There are three ethnographical principles that guided the study at Brady’s Bar. The first principle states that “Every human group creates its own reality, a shared culture” (6). This concept was put in …show more content…
With this, by studying the interactions of people within Brady’s the authors were also able to show how these stereotypes of male and female roles are presented in the aspects of verbal and non-verbal communication.
3. I would define bar culture as an experience for males and females to interact in a community of people who are all present for similar reasons. Bar culture is adaptive and is expressed by patterns of learned behaviors and shared behaviors. There are many types of customers that go to bars and each one has the ability to experience bar life. Weather the person is new to the bar; he/she can easily learn how to act appropriately in many different situations by simply observing the behaviors of others around them. Although, bar culture is a place to provide such experiences, it also establishes hierarchies and presents symbolism between male and female roles that are also present in everyday culture. Bar culture follows the philosophical views of idealism and materialism through its social structure. Lastly, bar culture provides a place where people can express their human agency. This is because at the bar, people are able to take control of their life in ways they may not be able to in their everyday lives.
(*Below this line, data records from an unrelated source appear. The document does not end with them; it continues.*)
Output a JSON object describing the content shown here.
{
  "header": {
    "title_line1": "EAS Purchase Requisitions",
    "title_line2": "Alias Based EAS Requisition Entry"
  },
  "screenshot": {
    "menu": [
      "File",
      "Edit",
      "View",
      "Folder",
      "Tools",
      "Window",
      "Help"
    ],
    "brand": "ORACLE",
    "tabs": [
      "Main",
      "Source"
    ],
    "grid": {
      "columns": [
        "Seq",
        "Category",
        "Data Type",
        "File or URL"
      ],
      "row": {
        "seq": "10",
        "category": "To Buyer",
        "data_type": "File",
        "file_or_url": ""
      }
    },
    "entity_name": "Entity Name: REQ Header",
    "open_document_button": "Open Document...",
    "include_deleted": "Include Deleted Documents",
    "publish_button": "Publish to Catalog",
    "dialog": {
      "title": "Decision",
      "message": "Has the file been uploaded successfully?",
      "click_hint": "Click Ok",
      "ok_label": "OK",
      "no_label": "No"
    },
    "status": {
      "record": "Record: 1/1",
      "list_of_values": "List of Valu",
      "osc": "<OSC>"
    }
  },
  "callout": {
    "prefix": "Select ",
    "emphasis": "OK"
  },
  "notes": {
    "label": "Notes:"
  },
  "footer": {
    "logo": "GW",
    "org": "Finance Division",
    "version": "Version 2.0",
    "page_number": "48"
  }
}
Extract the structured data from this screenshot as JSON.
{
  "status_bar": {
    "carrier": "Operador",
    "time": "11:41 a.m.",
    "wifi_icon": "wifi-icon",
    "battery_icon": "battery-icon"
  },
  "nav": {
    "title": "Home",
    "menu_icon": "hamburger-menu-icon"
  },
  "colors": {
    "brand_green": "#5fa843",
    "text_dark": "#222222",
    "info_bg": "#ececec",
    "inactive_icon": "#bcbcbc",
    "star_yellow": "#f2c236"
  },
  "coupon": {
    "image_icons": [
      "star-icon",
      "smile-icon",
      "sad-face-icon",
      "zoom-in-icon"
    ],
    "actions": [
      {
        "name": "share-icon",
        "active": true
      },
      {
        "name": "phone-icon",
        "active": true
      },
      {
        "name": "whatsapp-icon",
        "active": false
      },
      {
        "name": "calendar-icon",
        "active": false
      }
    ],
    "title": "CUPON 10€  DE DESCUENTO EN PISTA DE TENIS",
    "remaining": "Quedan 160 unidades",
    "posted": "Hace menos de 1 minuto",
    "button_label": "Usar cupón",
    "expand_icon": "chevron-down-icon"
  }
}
4. I have chosen Sharon and Denise to compare and contrast. First, Sharon is the only waitress at Brady’s who has experience in working in a bar and has